Reconciliation and forgiveness are often difficult to achieve.
Serbia’s Prime Minister Aleksandar Vucic had a brutal reminder of that Saturday. As he walked into a ceremony, a memorial honoring 8,000 Bosnian Muslims killed by Christian Serbs in Srebrenica, he was met by a crowd seething with anger and leading boisterous chants.
Tens of thousands came to mark the 20th anniversary of what’s been described as Europe’s worst massacre since the Holocaust.
As the premier prepared to lay down flowers, some in the crowd pelted him with stones and loudly whistled and booed. A scuffle broke out, and Prime Minister Vucic fled what the foreign ministry called an assassination attempt, reported The Associated Press.
But Vucic sought to downplay the attack. "Today we are talking more about a bunch of fools rather than about the innocent victims of Srebrenica," he said.
He added that his "arms of reconciliation remain stretched toward the Bosniaks."
War crime survivors often approach reconciliation in dramatically different ways, but this plurality shares a determination that the sacrifices of their loved ones are not forgotten, even if those who committed the crimes are forgiven.
Some survivors, like those among the millions victimized by the Japanese military during World War II, seek for decades an official apology from national leaders. Others, like Holocaust survivor Eva Kor, make waves in their communities for deciding to forgive their perpetrators. And those remaining, like the generations of modern Armenians who continue to demand recognition for the 1.5 million massacred 100 years ago, say they just want acknowledgment.
So how do leaders from the perpetrating countries – if ever – move forward?
Prime Minister Vucic was one of several foreign dignitaries who attended Saturday's event, including former President Bill Clinton, Turkish Prime Minister Ahmet Davutoglu, Britain’s Princess Anne, and Jordan’s Queen Noor, according to the AP.
Mr. Clinton said before the attack on Vucic: "I want to thank the prime minister of Serbia for having the courage to come here today and I think it is important that we acknowledge that."

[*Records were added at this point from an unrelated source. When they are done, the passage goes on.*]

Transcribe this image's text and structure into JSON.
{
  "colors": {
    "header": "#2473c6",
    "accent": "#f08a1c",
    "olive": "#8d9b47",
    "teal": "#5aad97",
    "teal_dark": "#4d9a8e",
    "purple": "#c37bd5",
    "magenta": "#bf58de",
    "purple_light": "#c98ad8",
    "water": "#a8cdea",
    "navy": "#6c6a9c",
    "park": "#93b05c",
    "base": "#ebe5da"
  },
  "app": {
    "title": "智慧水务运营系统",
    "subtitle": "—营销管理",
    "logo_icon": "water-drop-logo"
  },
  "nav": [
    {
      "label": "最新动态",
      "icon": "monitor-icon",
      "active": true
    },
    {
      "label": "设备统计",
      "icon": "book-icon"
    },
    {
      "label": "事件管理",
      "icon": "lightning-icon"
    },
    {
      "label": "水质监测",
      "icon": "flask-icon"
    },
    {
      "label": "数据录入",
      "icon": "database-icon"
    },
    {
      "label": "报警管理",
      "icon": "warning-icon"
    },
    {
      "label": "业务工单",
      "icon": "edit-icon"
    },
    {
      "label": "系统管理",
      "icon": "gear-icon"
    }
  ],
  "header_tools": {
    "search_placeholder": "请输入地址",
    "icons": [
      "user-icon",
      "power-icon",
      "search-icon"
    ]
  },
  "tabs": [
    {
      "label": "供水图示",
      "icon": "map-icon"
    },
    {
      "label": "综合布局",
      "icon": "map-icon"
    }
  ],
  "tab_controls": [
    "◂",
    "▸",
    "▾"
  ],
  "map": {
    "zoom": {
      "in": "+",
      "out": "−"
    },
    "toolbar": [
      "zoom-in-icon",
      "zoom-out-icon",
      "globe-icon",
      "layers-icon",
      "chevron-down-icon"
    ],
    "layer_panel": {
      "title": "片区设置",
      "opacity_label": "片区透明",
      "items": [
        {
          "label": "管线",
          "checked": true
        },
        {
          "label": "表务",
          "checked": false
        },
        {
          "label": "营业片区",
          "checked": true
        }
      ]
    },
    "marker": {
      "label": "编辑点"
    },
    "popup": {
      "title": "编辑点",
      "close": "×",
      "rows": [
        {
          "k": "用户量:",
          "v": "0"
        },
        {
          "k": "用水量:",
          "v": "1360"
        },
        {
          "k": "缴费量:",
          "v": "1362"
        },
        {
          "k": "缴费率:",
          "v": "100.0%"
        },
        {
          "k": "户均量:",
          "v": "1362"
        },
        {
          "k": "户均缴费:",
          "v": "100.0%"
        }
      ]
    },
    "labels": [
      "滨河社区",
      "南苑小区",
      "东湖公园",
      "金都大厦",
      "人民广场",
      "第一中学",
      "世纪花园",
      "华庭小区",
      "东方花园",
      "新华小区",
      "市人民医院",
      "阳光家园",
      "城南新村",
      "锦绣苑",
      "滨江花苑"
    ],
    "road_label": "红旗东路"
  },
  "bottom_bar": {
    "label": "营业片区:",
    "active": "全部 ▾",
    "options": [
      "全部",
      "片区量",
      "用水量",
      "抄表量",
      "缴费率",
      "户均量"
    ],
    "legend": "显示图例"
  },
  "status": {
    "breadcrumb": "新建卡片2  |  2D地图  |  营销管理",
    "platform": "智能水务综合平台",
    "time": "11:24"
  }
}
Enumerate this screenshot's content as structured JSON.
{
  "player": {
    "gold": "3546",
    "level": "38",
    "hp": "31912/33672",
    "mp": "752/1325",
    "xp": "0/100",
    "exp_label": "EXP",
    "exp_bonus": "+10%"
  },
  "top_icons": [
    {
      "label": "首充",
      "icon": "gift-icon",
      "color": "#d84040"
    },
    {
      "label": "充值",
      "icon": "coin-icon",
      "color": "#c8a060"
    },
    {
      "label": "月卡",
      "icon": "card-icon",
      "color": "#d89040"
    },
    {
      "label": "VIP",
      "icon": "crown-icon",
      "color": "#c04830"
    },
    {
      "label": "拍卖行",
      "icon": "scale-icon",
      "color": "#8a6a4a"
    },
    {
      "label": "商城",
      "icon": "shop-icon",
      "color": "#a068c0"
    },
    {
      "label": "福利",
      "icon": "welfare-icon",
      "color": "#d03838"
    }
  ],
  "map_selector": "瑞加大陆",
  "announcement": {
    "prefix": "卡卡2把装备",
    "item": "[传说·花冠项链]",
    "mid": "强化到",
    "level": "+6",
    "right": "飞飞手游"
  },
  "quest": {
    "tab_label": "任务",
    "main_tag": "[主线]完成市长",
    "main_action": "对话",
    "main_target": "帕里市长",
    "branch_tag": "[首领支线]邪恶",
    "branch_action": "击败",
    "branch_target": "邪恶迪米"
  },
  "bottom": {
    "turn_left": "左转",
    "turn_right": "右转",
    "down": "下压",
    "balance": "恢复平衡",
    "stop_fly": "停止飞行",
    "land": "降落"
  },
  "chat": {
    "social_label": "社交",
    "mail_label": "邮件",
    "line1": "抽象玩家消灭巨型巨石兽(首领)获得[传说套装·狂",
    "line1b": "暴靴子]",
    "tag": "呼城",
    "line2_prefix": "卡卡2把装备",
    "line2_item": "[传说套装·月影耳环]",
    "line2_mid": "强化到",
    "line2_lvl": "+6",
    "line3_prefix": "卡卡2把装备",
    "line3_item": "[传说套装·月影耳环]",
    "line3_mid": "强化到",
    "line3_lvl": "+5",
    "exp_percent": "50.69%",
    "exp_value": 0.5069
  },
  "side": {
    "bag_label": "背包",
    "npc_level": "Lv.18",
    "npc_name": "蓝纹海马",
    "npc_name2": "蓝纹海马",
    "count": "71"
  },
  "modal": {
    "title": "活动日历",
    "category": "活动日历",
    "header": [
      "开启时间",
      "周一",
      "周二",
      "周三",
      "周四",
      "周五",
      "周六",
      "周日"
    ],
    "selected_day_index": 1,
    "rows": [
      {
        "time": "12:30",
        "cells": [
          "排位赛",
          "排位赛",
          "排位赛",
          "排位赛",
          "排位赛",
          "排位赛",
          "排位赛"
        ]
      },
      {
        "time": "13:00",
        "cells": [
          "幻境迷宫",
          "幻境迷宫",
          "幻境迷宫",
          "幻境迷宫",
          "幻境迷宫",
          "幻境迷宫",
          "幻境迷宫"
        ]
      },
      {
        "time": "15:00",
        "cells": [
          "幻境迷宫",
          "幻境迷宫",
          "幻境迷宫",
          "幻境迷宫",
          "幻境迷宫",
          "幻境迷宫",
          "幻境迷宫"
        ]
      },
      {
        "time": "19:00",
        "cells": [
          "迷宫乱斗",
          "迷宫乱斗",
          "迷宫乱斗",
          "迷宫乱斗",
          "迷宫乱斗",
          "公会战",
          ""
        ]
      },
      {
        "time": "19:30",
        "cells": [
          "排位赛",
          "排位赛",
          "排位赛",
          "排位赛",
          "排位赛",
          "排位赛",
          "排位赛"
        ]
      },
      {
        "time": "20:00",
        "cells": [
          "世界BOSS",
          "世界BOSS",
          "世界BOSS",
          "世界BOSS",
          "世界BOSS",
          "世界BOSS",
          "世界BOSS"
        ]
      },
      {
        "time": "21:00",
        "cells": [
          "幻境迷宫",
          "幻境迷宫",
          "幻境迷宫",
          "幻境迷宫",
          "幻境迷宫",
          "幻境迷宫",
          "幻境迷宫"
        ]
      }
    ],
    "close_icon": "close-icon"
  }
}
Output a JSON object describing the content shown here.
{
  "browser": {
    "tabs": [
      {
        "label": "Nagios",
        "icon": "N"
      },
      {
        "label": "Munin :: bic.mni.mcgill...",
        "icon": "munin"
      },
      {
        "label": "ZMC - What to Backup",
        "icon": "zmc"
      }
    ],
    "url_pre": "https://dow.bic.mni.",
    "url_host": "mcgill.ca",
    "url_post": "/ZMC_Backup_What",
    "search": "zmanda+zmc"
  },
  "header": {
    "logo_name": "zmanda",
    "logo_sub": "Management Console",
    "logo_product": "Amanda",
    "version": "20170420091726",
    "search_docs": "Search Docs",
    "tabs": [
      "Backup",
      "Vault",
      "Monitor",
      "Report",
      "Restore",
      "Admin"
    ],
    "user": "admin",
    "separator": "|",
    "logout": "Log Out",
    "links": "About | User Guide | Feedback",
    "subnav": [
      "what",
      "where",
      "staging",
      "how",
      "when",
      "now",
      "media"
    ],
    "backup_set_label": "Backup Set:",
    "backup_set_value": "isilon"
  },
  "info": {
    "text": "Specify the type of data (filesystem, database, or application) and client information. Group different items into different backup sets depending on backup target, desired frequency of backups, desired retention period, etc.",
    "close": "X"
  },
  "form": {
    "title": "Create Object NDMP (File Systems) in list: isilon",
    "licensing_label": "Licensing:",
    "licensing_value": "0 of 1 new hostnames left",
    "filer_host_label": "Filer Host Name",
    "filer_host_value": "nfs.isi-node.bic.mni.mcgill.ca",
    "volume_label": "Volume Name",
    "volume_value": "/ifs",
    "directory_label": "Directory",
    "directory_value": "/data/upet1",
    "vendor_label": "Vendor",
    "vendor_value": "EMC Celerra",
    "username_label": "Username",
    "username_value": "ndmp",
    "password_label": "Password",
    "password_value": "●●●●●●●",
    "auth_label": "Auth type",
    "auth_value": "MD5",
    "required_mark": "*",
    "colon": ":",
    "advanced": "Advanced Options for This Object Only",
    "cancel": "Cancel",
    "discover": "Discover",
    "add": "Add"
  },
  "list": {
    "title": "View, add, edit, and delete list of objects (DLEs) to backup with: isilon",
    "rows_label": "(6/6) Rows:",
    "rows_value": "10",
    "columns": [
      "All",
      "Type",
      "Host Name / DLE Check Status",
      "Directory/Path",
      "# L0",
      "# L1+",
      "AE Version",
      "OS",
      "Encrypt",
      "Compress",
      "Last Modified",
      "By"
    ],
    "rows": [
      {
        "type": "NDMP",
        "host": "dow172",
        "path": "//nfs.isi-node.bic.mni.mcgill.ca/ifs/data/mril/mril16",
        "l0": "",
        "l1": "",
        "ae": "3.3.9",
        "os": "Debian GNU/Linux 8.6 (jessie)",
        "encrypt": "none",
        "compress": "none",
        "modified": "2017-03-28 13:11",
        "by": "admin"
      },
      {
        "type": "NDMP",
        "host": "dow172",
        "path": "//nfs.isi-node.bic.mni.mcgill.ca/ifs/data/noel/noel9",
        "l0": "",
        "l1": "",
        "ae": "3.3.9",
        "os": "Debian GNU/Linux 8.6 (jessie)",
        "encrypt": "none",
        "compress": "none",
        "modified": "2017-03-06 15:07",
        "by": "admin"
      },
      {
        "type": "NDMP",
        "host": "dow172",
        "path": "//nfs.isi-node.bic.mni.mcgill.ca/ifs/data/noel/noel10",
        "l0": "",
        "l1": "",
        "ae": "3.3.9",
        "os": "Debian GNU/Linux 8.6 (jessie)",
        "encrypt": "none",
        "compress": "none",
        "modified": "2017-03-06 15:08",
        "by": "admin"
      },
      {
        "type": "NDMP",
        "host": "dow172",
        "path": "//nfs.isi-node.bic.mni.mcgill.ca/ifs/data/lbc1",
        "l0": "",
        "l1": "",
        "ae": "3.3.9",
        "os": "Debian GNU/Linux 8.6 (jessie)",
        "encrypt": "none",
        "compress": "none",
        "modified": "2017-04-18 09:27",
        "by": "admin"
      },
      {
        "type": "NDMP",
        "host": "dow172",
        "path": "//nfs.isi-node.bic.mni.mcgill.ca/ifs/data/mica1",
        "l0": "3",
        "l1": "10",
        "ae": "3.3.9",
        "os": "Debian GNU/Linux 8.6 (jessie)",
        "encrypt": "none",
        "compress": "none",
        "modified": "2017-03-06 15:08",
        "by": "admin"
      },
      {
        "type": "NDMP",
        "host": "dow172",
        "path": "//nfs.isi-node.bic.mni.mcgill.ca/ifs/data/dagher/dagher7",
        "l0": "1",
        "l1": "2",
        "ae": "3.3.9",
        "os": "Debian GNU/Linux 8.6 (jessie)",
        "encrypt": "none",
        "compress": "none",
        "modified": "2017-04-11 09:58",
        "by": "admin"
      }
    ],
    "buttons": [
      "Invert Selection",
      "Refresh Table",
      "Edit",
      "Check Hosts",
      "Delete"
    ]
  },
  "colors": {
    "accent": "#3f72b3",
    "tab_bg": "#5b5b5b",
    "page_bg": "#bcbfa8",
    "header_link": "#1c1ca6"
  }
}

Some in the crowd Saturday may have been incensed by the fact that Vucic's government got support from its ally Russia on Wednesday to veto a UN resolution calling the events in Srebrenica a genocide.
Upon arriving in Srebrenica, the BBC reports, Vucic published an open letter which did not use the word genocide, but said: "Serbia clearly and unambiguously condemns this horrible crime and is disgusted with all those who took part in it and will continue to bring them to justice."
The violent response to his presence at the memorial suggests that when people look at Vucic, they see him only in the past – and not the man who in recent years has repainted his image from a nationalist hardliner to a moderate, pro-Europe “right-of-center leader,” reports The Economist.
Vucic – who himself was not reported to have any injuries, but whose aide took a rock to the face – was instead reproached by the public for his role in the Bosnian War 20 years ago. People waved banners citing an inflammatory quote Vucic had blared as secretary-general of the extreme nationalist Serbian Radical Party known as SRS: “For every killed Serb, we will kill 100 Bosniaks.”
Since becoming prime minister, Vucic has made several attempts at reconciliation, including addressing a Jasenovac genocide memorial ceremony onsite of the former execution camp.
“The Serb people wish to make it clear at this place that they will not agree to death, that they will protect their homeland and kin and fight for life without the wish to take revenge, but they will never forget the past either,” he said, reported local news outlet B92.
He may have to keep trying.
“Look at him and look at those thousands of tombstones,” Hamida Dzanovic, who had come to Saturday’s Srebrenica memorial to bury bones identified as those of her missing husband, said to the AP. “Is he not ashamed to say that this was not genocide? Is he not ashamed to come here?”
But in these situations, remembrance can often serve as a powerful tool, Michael Blumenthal, a German-Jewish Holocaust refugee and former U.S. Treasury Secretary, told the AP in 2001. One of the reasons that the Jewish sentiment of shunning Germany has diminished, he said, is that they recognize commemoration as an effective form of atonement.
“The German generation in power today is trying very hard to make amends,” said Mr. Blumenthal, founding director of the national Jewish Museum in Berlin. “They recognize that the worst thing that could happen is to forget.”